Given data
--

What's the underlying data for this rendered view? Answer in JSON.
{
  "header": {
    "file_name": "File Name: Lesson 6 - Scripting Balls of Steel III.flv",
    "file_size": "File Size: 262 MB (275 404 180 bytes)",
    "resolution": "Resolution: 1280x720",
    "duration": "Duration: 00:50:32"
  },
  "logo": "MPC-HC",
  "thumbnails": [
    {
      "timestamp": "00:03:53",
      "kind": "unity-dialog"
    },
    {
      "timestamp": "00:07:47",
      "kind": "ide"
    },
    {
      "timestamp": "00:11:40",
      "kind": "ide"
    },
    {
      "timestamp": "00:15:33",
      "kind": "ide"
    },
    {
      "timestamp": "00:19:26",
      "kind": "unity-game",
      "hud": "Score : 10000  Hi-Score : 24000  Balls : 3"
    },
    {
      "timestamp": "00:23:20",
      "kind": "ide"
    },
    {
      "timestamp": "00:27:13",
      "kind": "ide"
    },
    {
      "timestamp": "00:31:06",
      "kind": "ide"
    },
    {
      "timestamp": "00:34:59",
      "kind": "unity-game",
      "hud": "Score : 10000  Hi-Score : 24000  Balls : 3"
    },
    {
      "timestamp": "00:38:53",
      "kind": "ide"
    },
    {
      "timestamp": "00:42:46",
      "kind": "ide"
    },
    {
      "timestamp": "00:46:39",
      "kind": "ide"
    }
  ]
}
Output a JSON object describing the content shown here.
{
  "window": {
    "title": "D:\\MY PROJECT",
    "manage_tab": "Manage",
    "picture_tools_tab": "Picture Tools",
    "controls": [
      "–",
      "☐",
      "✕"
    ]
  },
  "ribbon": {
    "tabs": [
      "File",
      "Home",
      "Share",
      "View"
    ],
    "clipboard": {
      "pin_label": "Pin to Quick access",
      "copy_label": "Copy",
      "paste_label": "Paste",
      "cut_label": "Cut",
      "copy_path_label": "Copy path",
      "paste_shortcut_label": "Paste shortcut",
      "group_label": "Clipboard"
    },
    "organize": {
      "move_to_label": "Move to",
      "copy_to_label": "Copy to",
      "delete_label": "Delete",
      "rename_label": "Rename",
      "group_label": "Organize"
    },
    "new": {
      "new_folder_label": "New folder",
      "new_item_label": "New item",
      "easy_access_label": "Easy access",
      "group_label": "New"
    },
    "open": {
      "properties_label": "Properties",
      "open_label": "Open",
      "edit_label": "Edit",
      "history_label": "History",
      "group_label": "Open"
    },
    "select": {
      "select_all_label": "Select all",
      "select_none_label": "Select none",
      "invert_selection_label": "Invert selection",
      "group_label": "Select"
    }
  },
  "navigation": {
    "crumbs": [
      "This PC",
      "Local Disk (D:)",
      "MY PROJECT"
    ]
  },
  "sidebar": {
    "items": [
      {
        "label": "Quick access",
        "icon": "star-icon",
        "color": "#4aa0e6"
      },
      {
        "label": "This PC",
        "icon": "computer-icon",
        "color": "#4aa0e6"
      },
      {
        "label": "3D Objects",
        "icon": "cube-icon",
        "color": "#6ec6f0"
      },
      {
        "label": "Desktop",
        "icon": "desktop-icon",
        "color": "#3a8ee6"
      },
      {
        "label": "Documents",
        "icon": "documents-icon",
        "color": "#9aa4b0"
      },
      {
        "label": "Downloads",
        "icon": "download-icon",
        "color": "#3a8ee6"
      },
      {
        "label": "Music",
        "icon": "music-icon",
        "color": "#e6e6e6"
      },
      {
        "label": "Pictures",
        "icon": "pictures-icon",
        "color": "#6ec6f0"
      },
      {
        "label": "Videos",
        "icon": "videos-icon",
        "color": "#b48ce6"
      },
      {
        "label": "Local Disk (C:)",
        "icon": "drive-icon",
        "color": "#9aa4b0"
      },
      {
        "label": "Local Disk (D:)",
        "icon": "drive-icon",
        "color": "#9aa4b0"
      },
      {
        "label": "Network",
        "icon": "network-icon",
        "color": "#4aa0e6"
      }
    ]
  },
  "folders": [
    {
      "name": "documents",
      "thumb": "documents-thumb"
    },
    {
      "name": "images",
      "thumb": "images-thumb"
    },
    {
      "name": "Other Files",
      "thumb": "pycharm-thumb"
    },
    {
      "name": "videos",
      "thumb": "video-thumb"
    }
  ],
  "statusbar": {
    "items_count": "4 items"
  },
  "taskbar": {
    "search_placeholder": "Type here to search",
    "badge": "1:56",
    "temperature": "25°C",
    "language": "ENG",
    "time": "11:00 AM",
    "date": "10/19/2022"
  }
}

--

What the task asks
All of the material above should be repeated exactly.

Output of the exercise
What's the underlying data for this rendered view? Answer in JSON.
{
  "header": {
    "file_name": "File Name: Lesson 6 - Scripting Balls of Steel III.flv",
    "file_size": "File Size: 262 MB (275 404 180 bytes)",
    "resolution": "Resolution: 1280x720",
    "duration": "Duration: 00:50:32"
  },
  "logo": "MPC-HC",
  "thumbnails": [
    {
      "timestamp": "00:03:53",
      "kind": "unity-dialog"
    },
    {
      "timestamp": "00:07:47",
      "kind": "ide"
    },
    {
      "timestamp": "00:11:40",
      "kind": "ide"
    },
    {
      "timestamp": "00:15:33",
      "kind": "ide"
    },
    {
      "timestamp": "00:19:26",
      "kind": "unity-game",
      "hud": "Score : 10000  Hi-Score : 24000  Balls : 3"
    },
    {
      "timestamp": "00:23:20",
      "kind": "ide"
    },
    {
      "timestamp": "00:27:13",
      "kind": "ide"
    },
    {
      "timestamp": "00:31:06",
      "kind": "ide"
    },
    {
      "timestamp": "00:34:59",
      "kind": "unity-game",
      "hud": "Score : 10000  Hi-Score : 24000  Balls : 3"
    },
    {
      "timestamp": "00:38:53",
      "kind": "ide"
    },
    {
      "timestamp": "00:42:46",
      "kind": "ide"
    },
    {
      "timestamp": "00:46:39",
      "kind": "ide"
    }
  ]
}
Output a JSON object describing the content shown here.
{
  "window": {
    "title": "D:\\MY PROJECT",
    "manage_tab": "Manage",
    "picture_tools_tab": "Picture Tools",
    "controls": [
      "–",
      "☐",
      "✕"
    ]
  },
  "ribbon": {
    "tabs": [
      "File",
      "Home",
      "Share",
      "View"
    ],
    "clipboard": {
      "pin_label": "Pin to Quick access",
      "copy_label": "Copy",
      "paste_label": "Paste",
      "cut_label": "Cut",
      "copy_path_label": "Copy path",
      "paste_shortcut_label": "Paste shortcut",
      "group_label": "Clipboard"
    },
    "organize": {
      "move_to_label": "Move to",
      "copy_to_label": "Copy to",
      "delete_label": "Delete",
      "rename_label": "Rename",
      "group_label": "Organize"
    },
    "new": {
      "new_folder_label": "New folder",
      "new_item_label": "New item",
      "easy_access_label": "Easy access",
      "group_label": "New"
    },
    "open": {
      "properties_label": "Properties",
      "open_label": "Open",
      "edit_label": "Edit",
      "history_label": "History",
      "group_label": "Open"
    },
    "select": {
      "select_all_label": "Select all",
      "select_none_label": "Select none",
      "invert_selection_label": "Invert selection",
      "group_label": "Select"
    }
  },
  "navigation": {
    "crumbs": [
      "This PC",
      "Local Disk (D:)",
      "MY PROJECT"
    ]
  },
  "sidebar": {
    "items": [
      {
        "label": "Quick access",
        "icon": "star-icon",
        "color": "#4aa0e6"
      },
      {
        "label": "This PC",
        "icon": "computer-icon",
        "color": "#4aa0e6"
      },
      {
        "label": "3D Objects",
        "icon": "cube-icon",
        "color": "#6ec6f0"
      },
      {
        "label": "Desktop",
        "icon": "desktop-icon",
        "color": "#3a8ee6"
      },
      {
        "label": "Documents",
        "icon": "documents-icon",
        "color": "#9aa4b0"
      },
      {
        "label": "Downloads",
        "icon": "download-icon",
        "color": "#3a8ee6"
      },
      {
        "label": "Music",
        "icon": "music-icon",
        "color": "#e6e6e6"
      },
      {
        "label": "Pictures",
        "icon": "pictures-icon",
        "color": "#6ec6f0"
      },
      {
        "label": "Videos",
        "icon": "videos-icon",
        "color": "#b48ce6"
      },
      {
        "label": "Local Disk (C:)",
        "icon": "drive-icon",
        "color": "#9aa4b0"
      },
      {
        "label": "Local Disk (D:)",
        "icon": "drive-icon",
        "color": "#9aa4b0"
      },
      {
        "label": "Network",
        "icon": "network-icon",
        "color": "#4aa0e6"
      }
    ]
  },
  "folders": [
    {
      "name": "documents",
      "thumb": "documents-thumb"
    },
    {
      "name": "images",
      "thumb": "images-thumb"
    },
    {
      "name": "Other Files",
      "thumb": "pycharm-thumb"
    },
    {
      "name": "videos",
      "thumb": "video-thumb"
    }
  ],
  "statusbar": {
    "items_count": "4 items"
  },
  "taskbar": {
    "search_placeholder": "Type here to search",
    "badge": "1:56",
    "temperature": "25°C",
    "language": "ENG",
    "time": "11:00 AM",
    "date": "10/19/2022"
  }
}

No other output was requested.